(Stored records)
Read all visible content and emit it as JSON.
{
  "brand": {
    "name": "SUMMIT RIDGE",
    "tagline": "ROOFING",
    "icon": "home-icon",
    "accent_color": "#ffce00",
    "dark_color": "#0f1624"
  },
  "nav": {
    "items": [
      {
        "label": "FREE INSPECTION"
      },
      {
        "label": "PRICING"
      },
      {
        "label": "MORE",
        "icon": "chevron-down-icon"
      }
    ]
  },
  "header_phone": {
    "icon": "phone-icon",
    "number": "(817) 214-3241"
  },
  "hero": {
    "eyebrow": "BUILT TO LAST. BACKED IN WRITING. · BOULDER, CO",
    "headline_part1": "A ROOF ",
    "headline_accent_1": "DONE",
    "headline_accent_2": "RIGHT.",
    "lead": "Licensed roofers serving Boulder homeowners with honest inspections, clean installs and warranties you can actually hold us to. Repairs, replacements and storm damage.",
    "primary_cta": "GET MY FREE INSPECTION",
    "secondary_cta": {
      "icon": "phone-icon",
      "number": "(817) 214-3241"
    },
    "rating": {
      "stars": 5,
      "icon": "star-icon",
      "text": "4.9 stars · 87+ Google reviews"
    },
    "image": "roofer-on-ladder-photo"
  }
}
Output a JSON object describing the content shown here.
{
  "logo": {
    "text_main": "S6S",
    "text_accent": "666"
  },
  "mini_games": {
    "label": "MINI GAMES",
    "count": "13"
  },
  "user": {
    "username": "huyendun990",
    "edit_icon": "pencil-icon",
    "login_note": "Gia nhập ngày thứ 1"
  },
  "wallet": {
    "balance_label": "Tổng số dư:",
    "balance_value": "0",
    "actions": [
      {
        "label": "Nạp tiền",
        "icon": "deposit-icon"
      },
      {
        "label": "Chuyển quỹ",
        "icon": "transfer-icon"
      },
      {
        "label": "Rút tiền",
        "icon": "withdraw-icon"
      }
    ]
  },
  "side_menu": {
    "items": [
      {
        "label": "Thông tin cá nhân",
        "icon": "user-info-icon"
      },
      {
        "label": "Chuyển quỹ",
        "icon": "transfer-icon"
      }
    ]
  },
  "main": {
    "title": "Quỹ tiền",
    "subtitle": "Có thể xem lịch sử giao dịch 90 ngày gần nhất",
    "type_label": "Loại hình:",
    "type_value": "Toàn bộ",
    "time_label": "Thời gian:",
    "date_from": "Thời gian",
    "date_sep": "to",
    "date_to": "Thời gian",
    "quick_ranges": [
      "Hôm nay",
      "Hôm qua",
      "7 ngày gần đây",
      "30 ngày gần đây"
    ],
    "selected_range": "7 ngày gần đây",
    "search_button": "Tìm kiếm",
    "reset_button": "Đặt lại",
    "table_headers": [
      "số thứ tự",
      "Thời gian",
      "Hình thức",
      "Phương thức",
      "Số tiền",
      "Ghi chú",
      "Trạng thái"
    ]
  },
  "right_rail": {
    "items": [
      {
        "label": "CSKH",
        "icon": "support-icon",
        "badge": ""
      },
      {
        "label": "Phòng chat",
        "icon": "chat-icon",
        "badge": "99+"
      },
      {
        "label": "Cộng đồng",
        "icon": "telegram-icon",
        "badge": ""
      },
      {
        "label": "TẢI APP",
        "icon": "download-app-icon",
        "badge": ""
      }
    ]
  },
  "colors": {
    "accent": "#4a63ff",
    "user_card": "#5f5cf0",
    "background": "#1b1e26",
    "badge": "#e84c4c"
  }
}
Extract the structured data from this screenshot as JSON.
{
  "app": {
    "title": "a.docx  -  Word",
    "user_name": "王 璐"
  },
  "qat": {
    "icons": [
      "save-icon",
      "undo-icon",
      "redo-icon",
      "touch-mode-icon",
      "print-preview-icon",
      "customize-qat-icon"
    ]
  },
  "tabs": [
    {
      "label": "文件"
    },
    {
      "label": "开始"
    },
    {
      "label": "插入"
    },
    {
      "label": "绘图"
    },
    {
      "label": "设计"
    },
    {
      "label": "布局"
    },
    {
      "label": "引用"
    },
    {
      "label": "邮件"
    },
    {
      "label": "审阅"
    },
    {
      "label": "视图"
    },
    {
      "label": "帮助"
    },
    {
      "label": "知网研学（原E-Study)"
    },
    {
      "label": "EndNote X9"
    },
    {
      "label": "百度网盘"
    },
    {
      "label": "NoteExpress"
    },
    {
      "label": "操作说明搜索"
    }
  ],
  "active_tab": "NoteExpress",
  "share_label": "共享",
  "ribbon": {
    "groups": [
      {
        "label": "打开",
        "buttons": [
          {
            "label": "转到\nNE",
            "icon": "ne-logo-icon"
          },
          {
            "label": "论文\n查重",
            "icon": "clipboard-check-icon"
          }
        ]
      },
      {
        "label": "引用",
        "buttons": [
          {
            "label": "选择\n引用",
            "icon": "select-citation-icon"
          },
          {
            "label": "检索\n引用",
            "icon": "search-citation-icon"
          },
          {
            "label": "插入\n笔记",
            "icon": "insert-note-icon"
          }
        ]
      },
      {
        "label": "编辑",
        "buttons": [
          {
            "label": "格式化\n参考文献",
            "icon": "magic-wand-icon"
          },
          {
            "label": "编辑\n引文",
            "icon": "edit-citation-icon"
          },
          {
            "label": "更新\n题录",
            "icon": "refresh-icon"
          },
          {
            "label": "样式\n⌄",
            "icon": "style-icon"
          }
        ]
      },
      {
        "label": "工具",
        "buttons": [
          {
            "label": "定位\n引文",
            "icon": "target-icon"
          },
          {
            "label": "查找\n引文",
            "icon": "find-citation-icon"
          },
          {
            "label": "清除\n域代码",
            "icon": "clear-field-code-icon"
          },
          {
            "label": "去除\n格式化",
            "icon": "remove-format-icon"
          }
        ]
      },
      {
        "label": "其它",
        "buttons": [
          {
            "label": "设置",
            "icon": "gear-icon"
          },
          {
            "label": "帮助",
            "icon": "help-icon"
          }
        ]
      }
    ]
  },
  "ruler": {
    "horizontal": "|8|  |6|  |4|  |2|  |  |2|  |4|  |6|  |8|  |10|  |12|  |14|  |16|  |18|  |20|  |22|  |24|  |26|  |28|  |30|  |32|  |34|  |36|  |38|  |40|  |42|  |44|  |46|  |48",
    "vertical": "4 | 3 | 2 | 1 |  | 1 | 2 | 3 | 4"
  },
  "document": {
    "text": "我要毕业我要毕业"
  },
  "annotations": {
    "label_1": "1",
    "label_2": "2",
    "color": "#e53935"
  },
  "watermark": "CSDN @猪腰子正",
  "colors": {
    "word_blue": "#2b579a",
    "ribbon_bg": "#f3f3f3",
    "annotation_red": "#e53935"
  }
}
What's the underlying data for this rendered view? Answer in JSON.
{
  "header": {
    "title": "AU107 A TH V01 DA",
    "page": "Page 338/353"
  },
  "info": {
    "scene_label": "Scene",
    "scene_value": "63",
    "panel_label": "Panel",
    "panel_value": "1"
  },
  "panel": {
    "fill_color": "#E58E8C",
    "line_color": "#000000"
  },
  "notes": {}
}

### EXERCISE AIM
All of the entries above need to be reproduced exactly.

### EXERCISE SOLUTION
Read all visible content and emit it as JSON.
{
  "brand": {
    "name": "SUMMIT RIDGE",
    "tagline": "ROOFING",
    "icon": "home-icon",
    "accent_color": "#ffce00",
    "dark_color": "#0f1624"
  },
  "nav": {
    "items": [
      {
        "label": "FREE INSPECTION"
      },
      {
        "label": "PRICING"
      },
      {
        "label": "MORE",
        "icon": "chevron-down-icon"
      }
    ]
  },
  "header_phone": {
    "icon": "phone-icon",
    "number": "(817) 214-3241"
  },
  "hero": {
    "eyebrow": "BUILT TO LAST. BACKED IN WRITING. · BOULDER, CO",
    "headline_part1": "A ROOF ",
    "headline_accent_1": "DONE",
    "headline_accent_2": "RIGHT.",
    "lead": "Licensed roofers serving Boulder homeowners with honest inspections, clean installs and warranties you can actually hold us to. Repairs, replacements and storm damage.",
    "primary_cta": "GET MY FREE INSPECTION",
    "secondary_cta": {
      "icon": "phone-icon",
      "number": "(817) 214-3241"
    },
    "rating": {
      "stars": 5,
      "icon": "star-icon",
      "text": "4.9 stars · 87+ Google reviews"
    },
    "image": "roofer-on-ladder-photo"
  }
}
Output a JSON object describing the content shown here.
{
  "logo": {
    "text_main": "S6S",
    "text_accent": "666"
  },
  "mini_games": {
    "label": "MINI GAMES",
    "count": "13"
  },
  "user": {
    "username": "huyendun990",
    "edit_icon": "pencil-icon",
    "login_note": "Gia nhập ngày thứ 1"
  },
  "wallet": {
    "balance_label": "Tổng số dư:",
    "balance_value": "0",
    "actions": [
      {
        "label": "Nạp tiền",
        "icon": "deposit-icon"
      },
      {
        "label": "Chuyển quỹ",
        "icon": "transfer-icon"
      },
      {
        "label": "Rút tiền",
        "icon": "withdraw-icon"
      }
    ]
  },
  "side_menu": {
    "items": [
      {
        "label": "Thông tin cá nhân",
        "icon": "user-info-icon"
      },
      {
        "label": "Chuyển quỹ",
        "icon": "transfer-icon"
      }
    ]
  },
  "main": {
    "title": "Quỹ tiền",
    "subtitle": "Có thể xem lịch sử giao dịch 90 ngày gần nhất",
    "type_label": "Loại hình:",
    "type_value": "Toàn bộ",
    "time_label": "Thời gian:",
    "date_from": "Thời gian",
    "date_sep": "to",
    "date_to": "Thời gian",
    "quick_ranges": [
      "Hôm nay",
      "Hôm qua",
      "7 ngày gần đây",
      "30 ngày gần đây"
    ],
    "selected_range": "7 ngày gần đây",
    "search_button": "Tìm kiếm",
    "reset_button": "Đặt lại",
    "table_headers": [
      "số thứ tự",
      "Thời gian",
      "Hình thức",
      "Phương thức",
      "Số tiền",
      "Ghi chú",
      "Trạng thái"
    ]
  },
  "right_rail": {
    "items": [
      {
        "label": "CSKH",
        "icon": "support-icon",
        "badge": ""
      },
      {
        "label": "Phòng chat",
        "icon": "chat-icon",
        "badge": "99+"
      },
      {
        "label": "Cộng đồng",
        "icon": "telegram-icon",
        "badge": ""
      },
      {
        "label": "TẢI APP",
        "icon": "download-app-icon",
        "badge": ""
      }
    ]
  },
  "colors": {
    "accent": "#4a63ff",
    "user_card": "#5f5cf0",
    "background": "#1b1e26",
    "badge": "#e84c4c"
  }
}
Extract the structured data from this screenshot as JSON.
{
  "app": {
    "title": "a.docx  -  Word",
    "user_name": "王 璐"
  },
  "qat": {
    "icons": [
      "save-icon",
      "undo-icon",
      "redo-icon",
      "touch-mode-icon",
      "print-preview-icon",
      "customize-qat-icon"
    ]
  },
  "tabs": [
    {
      "label": "文件"
    },
    {
      "label": "开始"
    },
    {
      "label": "插入"
    },
    {
      "label": "绘图"
    },
    {
      "label": "设计"
    },
    {
      "label": "布局"
    },
    {
      "label": "引用"
    },
    {
      "label": "邮件"
    },
    {
      "label": "审阅"
    },
    {
      "label": "视图"
    },
    {
      "label": "帮助"
    },
    {
      "label": "知网研学（原E-Study)"
    },
    {
      "label": "EndNote X9"
    },
    {
      "label": "百度网盘"
    },
    {
      "label": "NoteExpress"
    },
    {
      "label": "操作说明搜索"
    }
  ],
  "active_tab": "NoteExpress",
  "share_label": "共享",
  "ribbon": {
    "groups": [
      {
        "label": "打开",
        "buttons": [
          {
            "label": "转到\nNE",
            "icon": "ne-logo-icon"
          },
          {
            "label": "论文\n查重",
            "icon": "clipboard-check-icon"
          }
        ]
      },
      {
        "label": "引用",
        "buttons": [
          {
            "label": "选择\n引用",
            "icon": "select-citation-icon"
          },
          {
            "label": "检索\n引用",
            "icon": "search-citation-icon"
          },
          {
            "label": "插入\n笔记",
            "icon": "insert-note-icon"
          }
        ]
      },
      {
        "label": "编辑",
        "buttons": [
          {
            "label": "格式化\n参考文献",
            "icon": "magic-wand-icon"
          },
          {
            "label": "编辑\n引文",
            "icon": "edit-citation-icon"
          },
          {
            "label": "更新\n题录",
            "icon": "refresh-icon"
          },
          {
            "label": "样式\n⌄",
            "icon": "style-icon"
          }
        ]
      },
      {
        "label": "工具",
        "buttons": [
          {
            "label": "定位\n引文",
            "icon": "target-icon"
          },
          {
            "label": "查找\n引文",
            "icon": "find-citation-icon"
          },
          {
            "label": "清除\n域代码",
            "icon": "clear-field-code-icon"
          },
          {
            "label": "去除\n格式化",
            "icon": "remove-format-icon"
          }
        ]
      },
      {
        "label": "其它",
        "buttons": [
          {
            "label": "设置",
            "icon": "gear-icon"
          },
          {
            "label": "帮助",
            "icon": "help-icon"
          }
        ]
      }
    ]
  },
  "ruler": {
    "horizontal": "|8|  |6|  |4|  |2|  |  |2|  |4|  |6|  |8|  |10|  |12|  |14|  |16|  |18|  |20|  |22|  |24|  |26|  |28|  |30|  |32|  |34|  |36|  |38|  |40|  |42|  |44|  |46|  |48",
    "vertical": "4 | 3 | 2 | 1 |  | 1 | 2 | 3 | 4"
  },
  "document": {
    "text": "我要毕业我要毕业"
  },
  "annotations": {
    "label_1": "1",
    "label_2": "2",
    "color": "#e53935"
  },
  "watermark": "CSDN @猪腰子正",
  "colors": {
    "word_blue": "#2b579a",
    "ribbon_bg": "#f3f3f3",
    "annotation_red": "#e53935"
  }
}
What's the underlying data for this rendered view? Answer in JSON.
{
  "header": {
    "title": "AU107 A TH V01 DA",
    "page": "Page 338/353"
  },
  "info": {
    "scene_label": "Scene",
    "scene_value": "63",
    "panel_label": "Panel",
    "panel_value": "1"
  },
  "panel": {
    "fill_color": "#E58E8C",
    "line_color": "#000000"
  },
  "notes": {}
}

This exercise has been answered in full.